Talk about anticipation.
David Kinch, of three-Michelin-star Manresa fame, had the foodiesphere all hot and bothered—for months—in anticipation of his New Orleans-spun spot Bywater in Los Gatos. (It opened at the start of the year; NOLA's where he first learned his kitchen crafts.)
The powers-that-be at Big Sur Food & Wine decided El Niño complications a year ago provided a chance to avoid potential liabilities and regroup—albeit not before a Magic Mystery Tour under a bridge—and make some major changes.
The time and the updates have its loyal fans desperate for Nov. 3-5 to arrive, already.
Bywater's David Morgan will anchor one of the flagship traditions of the festival, the memorable Wine & Swine "with New Orleans flair" at Henry Miller Library, along with 20 hand-selected wineries and a half-dozen other top-shelf pork masters like Cal Stamenov (Lucia/Bernardus), Jonathan Roberts (PigWizard), Ben Spungin (Sierra Mar) and Frank Ostini (Hitching Post 2).
Much about the festival will keep with a half decade-plus of magnetic BSFW tradition that draws people from as far off as Alabama, including its strongest quality: a true feeling of family.
There will be collaborations (Hitching Post + Big Sur Bakery), five-and-a-half-hour Magical Mystery Tours, Hiking With Stemware, panel tastings and a Pinot Walkabout in Sierra Mar's big chef garden. (Get the full schedule and tickets on the Big Sur Food & Wine website.)
But there are changes, some which have been already realized. Among them:
• BSFW is now a 501(c)(3) nonprofit, with books open to the public. CFO/Events Director/Harmonic Converger Elsa Rivera hopes that means more effective management and greater impact on the South Coast:
"I keep saying that if the festival can bring much-needed economy to Big Sur—if we can raise funds, not only for our designated beneficiaries but those affected by the Soberanes Fire—we can have a wonderful weekend while treading respectfully on this beautiful land, and we will truly be a success."
• Hyatt Carmel Highlands no longer hosts the opening Gateway to Big Sur event. (The event's been discontinued.) Can't say I'm sad about that. The bigger corporate sponsorship relationships undercut the independent spirit of BSFW, and it wasn't making BSFW much money.

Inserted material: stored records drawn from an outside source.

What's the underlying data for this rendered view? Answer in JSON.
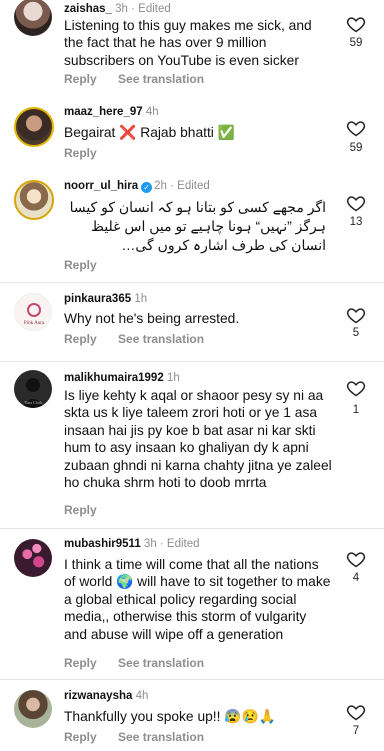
{
  "comments": [
    {
      "user": "zaishas_",
      "meta": "3h · Edited",
      "text": "Listening to this guy makes me sick, and the fact that he has over 9 million subscribers on YouTube is even sicker",
      "reply": "Reply",
      "see_translation": "See translation",
      "likes": "59"
    },
    {
      "user": "maaz_here_97",
      "meta": "4h",
      "text": "Begairat ❌ Rajab bhatti ✅",
      "reply": "Reply",
      "likes": "59"
    },
    {
      "user": "noorr_ul_hira",
      "meta": "2h · Edited",
      "text": "اگر مجھے کسی کو بتانا ہو کہ انسان کو کیسا ہرگز ”نہیں“ ہونا چاہیے تو میں اس غلیظ انسان کی طرف اشارہ کروں گی…",
      "reply": "Reply",
      "likes": "13"
    },
    {
      "user": "pinkaura365",
      "meta": "1h",
      "text": "Why not he's being arrested.",
      "reply": "Reply",
      "see_translation": "See translation",
      "likes": "5"
    },
    {
      "user": "malikhumaira1992",
      "meta": "1h",
      "text": "Is liye kehty k aqal or shaoor pesy sy ni aa skta us k liye taleem zrori hoti  or ye 1 asa insaan hai jis py koe b bat asar ni kar skti hum to asy insaan ko ghaliyan dy k apni zubaan ghndi ni karna chahty jitna ye zaleel ho chuka  shrm hoti to doob mrrta",
      "reply": "Reply",
      "likes": "1"
    },
    {
      "user": "mubashir9511",
      "meta": "3h · Edited",
      "text": "I think a time will come that all the nations of world 🌍 will have to sit together to make a global ethical policy regarding social media,, otherwise this storm of vulgarity and abuse will wipe off a generation",
      "reply": "Reply",
      "see_translation": "See translation",
      "likes": "4"
    },
    {
      "user": "rizwanaysha",
      "meta": "4h",
      "text": "Thankfully you spoke up!! 😰😢🙏",
      "reply": "Reply",
      "see_translation": "See translation",
      "likes": "7"
    }
  ],
  "colors": {
    "text": "#111111",
    "meta": "#8e8e8e",
    "verified": "#1d9bf0"
  }
}
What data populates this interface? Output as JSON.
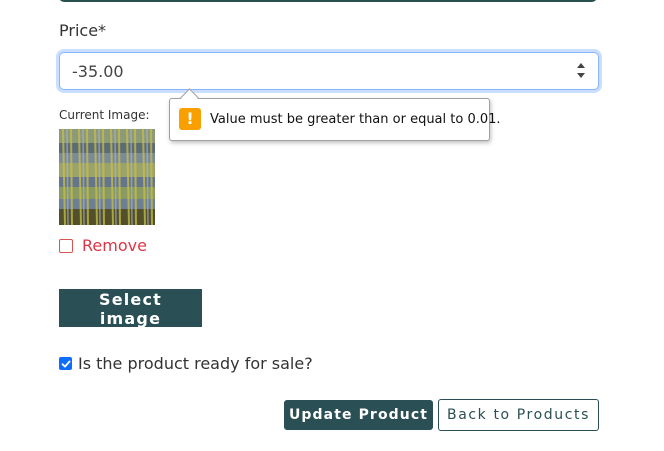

• BSFW is planning events beyond one weekend in fall. The possibilities include pop-up events, vignettes and dinners throughout the year and in other venues, perhaps other cities.
• Longtime BSFW head cheese and founding president Toby Rowland Jones retired after seven years of shouldering much of the festival burden to pursue other things; his longtime collaborator Aengus Wagner has taken the helm as president.
Rivera ultimately swings back around to other things that haven't changed: namely, the relentless hustle of the board and instigators of good taste Wagner and VP/Wine Director Matt Peterson, and an army of chefs, wineries, volunteers, property owners and venue managers.
"We have really strengthened our bond as a family of friends who really become a well run working machine to put on the best weekend possible," Rivera says. "I continue to be in awe of everyone who so generously accepted our invitation to participate, even when getting a late start because of the fire."
Peterson adds that he's 1) enthusiastic Post Ranch is again a partner after a hiatus, 2) stoked on a much stronger music presence, and 3) the fact that the Hoedown at Henry Miller is priced for locals at $75.
"We cut the fat on events that weren't as beloved or weren't showcasing Big Sur the way we'd like," he says, "and streamlined the favorite elements, particularly the smaller-scale hikes and Henry Miller events, to be their best."
Bonus…here's a video peek back at year five: